Kickstarter's most talked-about blog post has put a tighter focus on just what Kickstarter is used for, and who should use it.
For the rapidly evolving crowdfunding market, this is a positive step. There's a wide range of people who want to use crowdfunding platforms, ranging from beleaguered bus drivers who want a break, to wannabe entrepreneurs with little more than an idea, to well conceived and planned startups with actual products in development. These early non-equity platforms like Kickstarter and Indiegogo have been seen as a sort of kitchen sink platform for anybody looking for money, and it's inevitable that the operators start putting a finer point on their mission. Is Kickstarter for creative and artistic projects looking for funding? Non-profit initiatives, or well-meaning do-gooders looking to help someone in need? Is it a place to, as the name would imply, "kick start" a small company? The answer depends on who you ask, and it's always been different.
As the crowdfunding phenomenon continues to evolve, and will start next year to include equity-based crowdfunding possibilities, we can look for more crowdfunding platforms that have a more specific focus. There will for example, be crowdfunding platforms that are specific to certain geographic regions, platforms that target specific types of businesses, and crowdfunding platforms that target more of the "feel good" campaigns.

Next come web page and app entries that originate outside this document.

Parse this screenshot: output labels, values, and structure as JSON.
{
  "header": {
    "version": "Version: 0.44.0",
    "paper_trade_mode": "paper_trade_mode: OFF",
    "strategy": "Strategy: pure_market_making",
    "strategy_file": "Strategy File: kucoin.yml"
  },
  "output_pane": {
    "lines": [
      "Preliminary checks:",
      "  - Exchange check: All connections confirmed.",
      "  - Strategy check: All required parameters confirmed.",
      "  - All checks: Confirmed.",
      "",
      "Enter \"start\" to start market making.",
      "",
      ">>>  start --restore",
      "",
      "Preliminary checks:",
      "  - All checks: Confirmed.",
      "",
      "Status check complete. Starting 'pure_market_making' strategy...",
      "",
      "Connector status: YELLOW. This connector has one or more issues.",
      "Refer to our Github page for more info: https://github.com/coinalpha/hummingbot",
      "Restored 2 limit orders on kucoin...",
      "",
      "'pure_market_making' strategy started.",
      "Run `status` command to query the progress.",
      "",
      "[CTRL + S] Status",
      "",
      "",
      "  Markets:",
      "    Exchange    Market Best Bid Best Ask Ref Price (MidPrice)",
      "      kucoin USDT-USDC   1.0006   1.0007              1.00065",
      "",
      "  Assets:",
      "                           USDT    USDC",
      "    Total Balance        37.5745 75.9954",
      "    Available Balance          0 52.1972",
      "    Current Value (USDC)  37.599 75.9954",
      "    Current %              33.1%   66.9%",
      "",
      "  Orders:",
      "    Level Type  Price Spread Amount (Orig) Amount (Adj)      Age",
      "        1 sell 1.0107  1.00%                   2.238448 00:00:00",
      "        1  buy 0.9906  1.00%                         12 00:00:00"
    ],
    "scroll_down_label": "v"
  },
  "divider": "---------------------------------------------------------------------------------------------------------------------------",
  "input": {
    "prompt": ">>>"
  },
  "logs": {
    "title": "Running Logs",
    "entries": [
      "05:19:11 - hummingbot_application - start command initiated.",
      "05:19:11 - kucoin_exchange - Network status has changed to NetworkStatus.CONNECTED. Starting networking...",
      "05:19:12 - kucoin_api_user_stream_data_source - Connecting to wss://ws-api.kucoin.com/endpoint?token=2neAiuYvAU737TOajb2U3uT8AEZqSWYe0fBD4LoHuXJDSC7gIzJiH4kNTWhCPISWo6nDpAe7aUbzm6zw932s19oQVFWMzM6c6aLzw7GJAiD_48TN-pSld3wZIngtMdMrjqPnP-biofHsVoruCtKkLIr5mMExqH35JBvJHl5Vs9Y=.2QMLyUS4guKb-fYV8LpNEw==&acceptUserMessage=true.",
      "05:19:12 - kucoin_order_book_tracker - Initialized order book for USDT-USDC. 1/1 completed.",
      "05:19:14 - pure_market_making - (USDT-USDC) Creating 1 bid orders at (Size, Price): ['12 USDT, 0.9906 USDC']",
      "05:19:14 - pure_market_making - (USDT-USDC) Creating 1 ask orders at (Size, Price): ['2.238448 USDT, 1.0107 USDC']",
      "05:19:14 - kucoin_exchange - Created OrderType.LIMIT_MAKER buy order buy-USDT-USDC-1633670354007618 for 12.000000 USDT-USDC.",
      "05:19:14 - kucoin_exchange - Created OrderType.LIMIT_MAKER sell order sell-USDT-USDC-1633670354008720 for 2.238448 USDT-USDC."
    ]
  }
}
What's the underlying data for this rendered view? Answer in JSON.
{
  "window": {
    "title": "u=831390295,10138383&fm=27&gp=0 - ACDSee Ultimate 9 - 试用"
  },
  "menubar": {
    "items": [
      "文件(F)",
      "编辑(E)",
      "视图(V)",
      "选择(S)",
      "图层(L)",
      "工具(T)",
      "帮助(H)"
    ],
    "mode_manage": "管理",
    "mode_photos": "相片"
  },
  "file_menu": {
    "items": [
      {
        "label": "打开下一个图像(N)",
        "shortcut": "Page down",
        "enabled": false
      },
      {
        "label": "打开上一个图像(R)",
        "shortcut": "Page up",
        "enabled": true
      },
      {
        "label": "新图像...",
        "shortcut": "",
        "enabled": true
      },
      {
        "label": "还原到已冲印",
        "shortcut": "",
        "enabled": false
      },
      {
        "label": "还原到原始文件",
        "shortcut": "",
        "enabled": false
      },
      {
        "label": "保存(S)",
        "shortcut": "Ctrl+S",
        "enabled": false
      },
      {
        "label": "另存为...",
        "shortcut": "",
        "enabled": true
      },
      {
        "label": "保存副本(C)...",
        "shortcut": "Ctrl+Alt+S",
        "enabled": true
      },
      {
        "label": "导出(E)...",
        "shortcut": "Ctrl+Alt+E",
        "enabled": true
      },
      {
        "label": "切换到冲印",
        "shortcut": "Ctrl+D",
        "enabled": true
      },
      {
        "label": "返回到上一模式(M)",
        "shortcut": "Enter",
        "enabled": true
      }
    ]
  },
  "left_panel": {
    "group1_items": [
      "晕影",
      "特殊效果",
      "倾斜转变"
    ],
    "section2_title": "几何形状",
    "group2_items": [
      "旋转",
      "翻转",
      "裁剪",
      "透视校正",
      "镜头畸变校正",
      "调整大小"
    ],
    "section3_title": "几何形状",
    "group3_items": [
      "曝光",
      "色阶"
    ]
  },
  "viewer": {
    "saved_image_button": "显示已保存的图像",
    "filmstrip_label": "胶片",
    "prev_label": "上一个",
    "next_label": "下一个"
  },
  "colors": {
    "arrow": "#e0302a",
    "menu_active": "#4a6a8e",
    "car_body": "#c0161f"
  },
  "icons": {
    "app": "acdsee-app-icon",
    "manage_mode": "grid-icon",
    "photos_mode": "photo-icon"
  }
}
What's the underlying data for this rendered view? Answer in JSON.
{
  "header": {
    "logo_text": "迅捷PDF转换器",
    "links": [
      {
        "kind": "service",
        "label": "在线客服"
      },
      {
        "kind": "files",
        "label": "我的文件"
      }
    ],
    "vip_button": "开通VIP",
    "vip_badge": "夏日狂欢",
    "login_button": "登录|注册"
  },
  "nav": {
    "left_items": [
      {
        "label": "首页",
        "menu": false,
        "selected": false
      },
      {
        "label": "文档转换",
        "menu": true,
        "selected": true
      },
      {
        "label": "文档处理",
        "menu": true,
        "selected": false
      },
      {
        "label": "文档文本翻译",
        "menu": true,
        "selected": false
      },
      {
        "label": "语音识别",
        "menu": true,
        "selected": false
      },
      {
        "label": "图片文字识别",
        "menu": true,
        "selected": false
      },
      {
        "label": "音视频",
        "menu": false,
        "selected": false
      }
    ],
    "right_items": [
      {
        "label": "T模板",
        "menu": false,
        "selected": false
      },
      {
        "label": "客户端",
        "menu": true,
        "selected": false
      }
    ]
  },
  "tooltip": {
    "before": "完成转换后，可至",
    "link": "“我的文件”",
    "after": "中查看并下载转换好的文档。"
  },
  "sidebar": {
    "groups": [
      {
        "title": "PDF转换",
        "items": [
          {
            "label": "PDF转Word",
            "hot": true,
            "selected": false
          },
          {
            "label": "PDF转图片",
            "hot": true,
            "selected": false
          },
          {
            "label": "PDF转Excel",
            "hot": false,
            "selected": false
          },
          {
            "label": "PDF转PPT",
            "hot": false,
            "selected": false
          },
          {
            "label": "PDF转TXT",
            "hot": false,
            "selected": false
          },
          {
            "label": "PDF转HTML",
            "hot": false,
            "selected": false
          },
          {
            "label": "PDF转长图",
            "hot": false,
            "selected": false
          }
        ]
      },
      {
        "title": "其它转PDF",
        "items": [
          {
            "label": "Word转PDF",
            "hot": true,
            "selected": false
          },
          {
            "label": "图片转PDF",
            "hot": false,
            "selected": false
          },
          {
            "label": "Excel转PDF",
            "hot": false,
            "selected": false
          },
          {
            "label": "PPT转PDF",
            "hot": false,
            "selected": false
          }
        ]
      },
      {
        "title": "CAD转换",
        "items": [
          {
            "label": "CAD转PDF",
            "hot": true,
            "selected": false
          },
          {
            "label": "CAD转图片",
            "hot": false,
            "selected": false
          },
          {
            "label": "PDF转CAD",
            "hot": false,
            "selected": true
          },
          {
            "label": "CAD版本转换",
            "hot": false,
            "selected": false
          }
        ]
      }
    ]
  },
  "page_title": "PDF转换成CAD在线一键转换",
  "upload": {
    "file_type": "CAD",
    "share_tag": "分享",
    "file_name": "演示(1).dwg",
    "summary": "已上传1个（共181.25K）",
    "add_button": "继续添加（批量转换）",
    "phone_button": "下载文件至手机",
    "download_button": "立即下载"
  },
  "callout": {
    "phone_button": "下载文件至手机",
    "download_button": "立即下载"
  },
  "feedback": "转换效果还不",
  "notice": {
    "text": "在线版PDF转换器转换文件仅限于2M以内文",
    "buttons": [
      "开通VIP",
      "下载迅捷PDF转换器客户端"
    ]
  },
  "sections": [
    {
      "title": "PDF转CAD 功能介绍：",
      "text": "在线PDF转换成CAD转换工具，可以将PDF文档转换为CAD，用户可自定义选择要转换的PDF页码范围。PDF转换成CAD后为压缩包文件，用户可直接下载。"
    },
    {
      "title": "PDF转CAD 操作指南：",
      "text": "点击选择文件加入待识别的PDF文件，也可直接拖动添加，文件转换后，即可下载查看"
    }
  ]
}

Perhaps the most controversial aspect of the new Kickstarter rules is the prohibition of product simulations and renderings for Kickstarter campaigns in the hardware and product design category. The idea behind the rule is sound, Kickstarter merely wants to prevent fuzzy, early-stage conceptual projects with no meaningful work behind them from having a seat at the table. That's reasonable. There are countless people out there, who proclaim, "I have a great idea, let me throw it up on Kickstarter and see if I can get any money for it." It's a good thing to discourage those people from launching.
But, there are plenty of early-stage conceptual projects, which have no physical product yet, but the developers of said projects still have put a considerable amount of time, money and resources into developing that concept and getting up to the brink of the actual prototype stage, and need some capital to get to the next step. For companies that match that description, a product rendering is a very appropriate way to communicate that concept and take it to the next step. Those companies will now be unable to participate, and that's unfortunate.